Managed forests in southern U.S. are a potential source of lignocellulosic biomass for biofuel production. Changes in management practices to optimize biomass production may impact the quality of waters draining to nutrient-sensitive waters in coastal plain regions. We investigated shallow groundwater quality effects of intercropping switchgrass (Panicum virgatum L.) with managed loblolly pine (Pinus taeda L.) to produce bioenergy feedstock and quality sawtimber in a poorly drained soil of eastern North Carolina, U.S.A. Treatments included PINE (traditional pine production), PSWITCH (pine-switchgrass intercropped), SWITCH (switchgrass monoculture) and REF (mature loblolly pine stand). Each treatment was replicated three times on 0.8 ha plots drained by parallel-open ditches, 1.0–1.2 m deep and 100 m apart. Water samples were collected monthly or more frequently after fertilizer application. Water samples were analyzed for organic nitrogen (ON), ammonium N (NH4+- N), and nitrite+nitrate N (NO3−+ NO2−- N), ortohophosphate phosphorus (OP), and total organic carbon (TOC). Overall, PSWITCH did not significantly affect shallow groundwater quality relative to PINE and SWITCH. ON, NO3−+ NO2−- N, and TOC concentrations in PSWITCH, PINE and SWITCH were substantially elevated during the two years after tree harvest and site establishment. The elevated nutrient concentrations at the beginning of the study were likely caused by a combination of rapid organic matter decomposition of the abundant supply of post-harvest residues, warming of exposed soil surfaces and reduction of plant nutrient uptake that can occur after harvesting, and pre-plant fertilization. Nutrient concentrations returned to background levels observed in REF during the third year after harvest.

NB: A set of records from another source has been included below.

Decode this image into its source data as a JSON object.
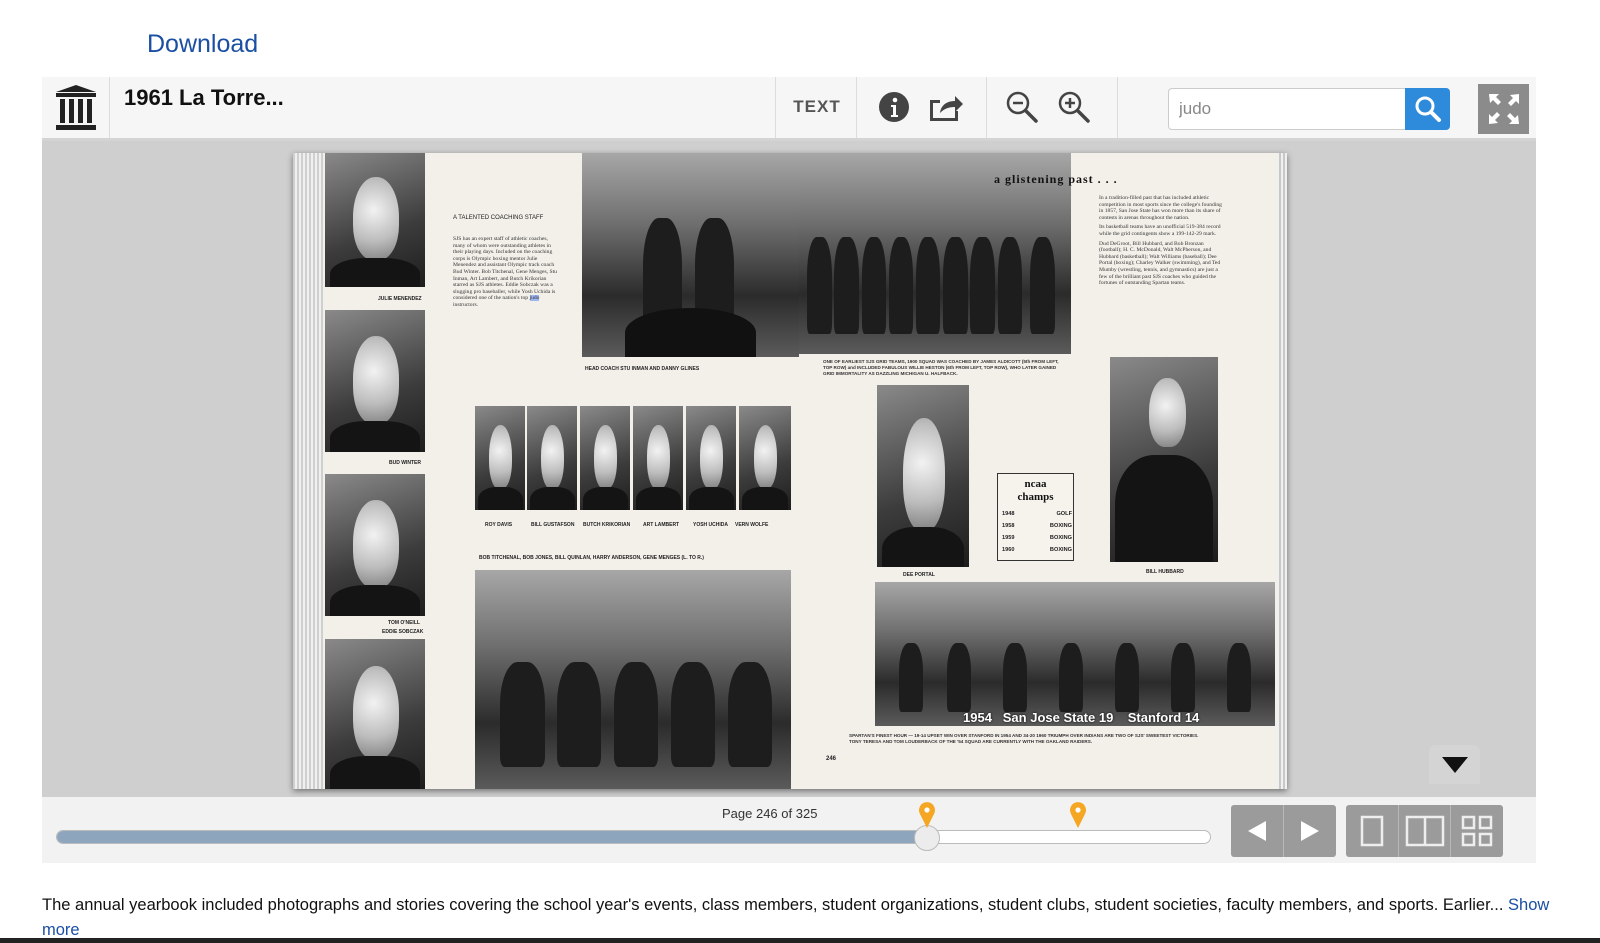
{
  "header": {
    "download_label": "Download"
  },
  "toolbar": {
    "title": "1961 La Torre...",
    "text_label": "TEXT",
    "search_value": "judo"
  },
  "book": {
    "left_captions": {
      "portrait1": "JULIE MENENDEZ",
      "portrait2": "BUD WINTER",
      "portrait3a": "TOM O'NEILL",
      "portrait3b": "EDDIE SOBCZAK"
    },
    "coaching_heading": "A TALENTED COACHING STAFF",
    "coaching_text_before": "SJS has an expert staff of athletic coaches, many of whom were outstanding athletes in their playing days. Included on the coaching corps is Olympic boxing mentor Julie Menendez and assistant Olympic track coach Bud Winter. Bob Titchenal, Gene Menges, Stu Inman, Art Lambert, and Butch Krikorian starred as SJS athletes. Eddie Sobczak was a slugging pro baseballer, while Yosh Uchida is considered one of the nation's top",
    "coaching_highlight": "judo",
    "coaching_text_after": "instructors.",
    "head_coach_caption": "HEAD COACH STU INMAN AND DANNY GLINES",
    "row_names": [
      "ROY DAVIS",
      "BILL GUSTAFSON",
      "BUTCH KRIKORIAN",
      "ART LAMBERT",
      "YOSH UCHIDA",
      "VERN WOLFE"
    ],
    "group_caption": "BOB TITCHENAL, BOB JONES, BILL QUINLAN, HARRY ANDERSON, GENE MENGES (L. TO R.)",
    "glisten_title": "a glistening past . . .",
    "glisten_p1": "In a tradition-filled past that has included athletic competition in most sports since the college's founding in 1857, San Jose State has won more than its share of contests in arenas throughout the nation.",
    "glisten_p2": "Its basketball teams have an unofficial 519-384 record while the grid contingents show a 199-142-29 mark.",
    "glisten_p3": "Dud DeGroot, Bill Hubbard, and Bob Bronzan (football); H. C. McDonald, Walt McPherson, and Hubbard (basketball); Walt Williams (baseball); Dee Portal (boxing); Charley Walker (swimming), and Ted Mumby (wrestling, tennis, and gymnastics) are just a few of the brilliant past SJS coaches who guided the fortunes of outstanding Spartan teams.",
    "grid_caption": "ONE OF EARLIEST SJS GRID TEAMS, 1900 SQUAD WAS COACHED BY JAMES ALDICOTT (5th FROM LEFT, TOP ROW) and INCLUDED FABULOUS WILLIE HESTON (6th FROM LEFT, TOP ROW), WHO LATER GAINED GRID IMMORTALITY AS DAZZLING MICHIGAN U. HALFBACK.",
    "dee_caption": "DEE PORTAL",
    "hubbard_caption": "BILL HUBBARD",
    "ncaa_title_1": "ncaa",
    "ncaa_title_2": "champs",
    "ncaa_rows": [
      {
        "year": "1948",
        "sport": "GOLF"
      },
      {
        "year": "1958",
        "sport": "BOXING"
      },
      {
        "year": "1959",
        "sport": "BOXING"
      },
      {
        "year": "1960",
        "sport": "BOXING"
      }
    ],
    "score_text": "1954   San Jose State 19    Stanford 14",
    "finest_caption_1": "SPARTAN'S FINEST HOUR — 19-14 UPSET WIN OVER STANFORD IN 1954 AND 34-20 1960 TRIUMPH OVER INDIANS ARE TWO OF SJS' SWEETEST VICTORIES.",
    "finest_caption_2": "TONY TERESA AND TOM LOUDERBACK OF THE '54 SQUAD ARE CURRENTLY WITH THE OAKLAND RAIDERS.",
    "page_number": "246"
  },
  "navigation": {
    "page_label": "Page 246 of 325",
    "current_page": 246,
    "total_pages": 325,
    "progress_fraction": 0.754,
    "search_marker_fractions": [
      0.754,
      0.885
    ]
  },
  "description": {
    "text": "The annual yearbook included photographs and stories covering the school year's events, class members, student organizations, student clubs, student societies, faculty members, and sports. Earlier...",
    "show_more_label": "Show more"
  },
  "colors": {
    "accent_blue": "#2e8adb",
    "link_blue": "#1a4fa3",
    "marker_orange": "#f5a623",
    "slider_fill": "#8ea6bd"
  },
  "icons": [
    "library-logo-icon",
    "info-icon",
    "share-icon",
    "zoom-out-icon",
    "zoom-in-icon",
    "search-icon",
    "fullscreen-icon",
    "chevron-down-icon",
    "arrow-left-icon",
    "arrow-right-icon",
    "one-page-view-icon",
    "two-page-view-icon",
    "thumbnail-view-icon"
  ]
}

Cacho, J. F., Youssef, M. A., Chescheir, G. M., Wayne Skaggs, R., Appelboom, T. W., Leggett, Z. H., … Arellano, C. (2018). Effects of forest-based bioenergy feedstock production on shallow groundwater quality of a drained forest soil. Science of the Total Environment, 631–632, 13–22. https://doi.org/10.1016/j.scitotenv.2018.03.020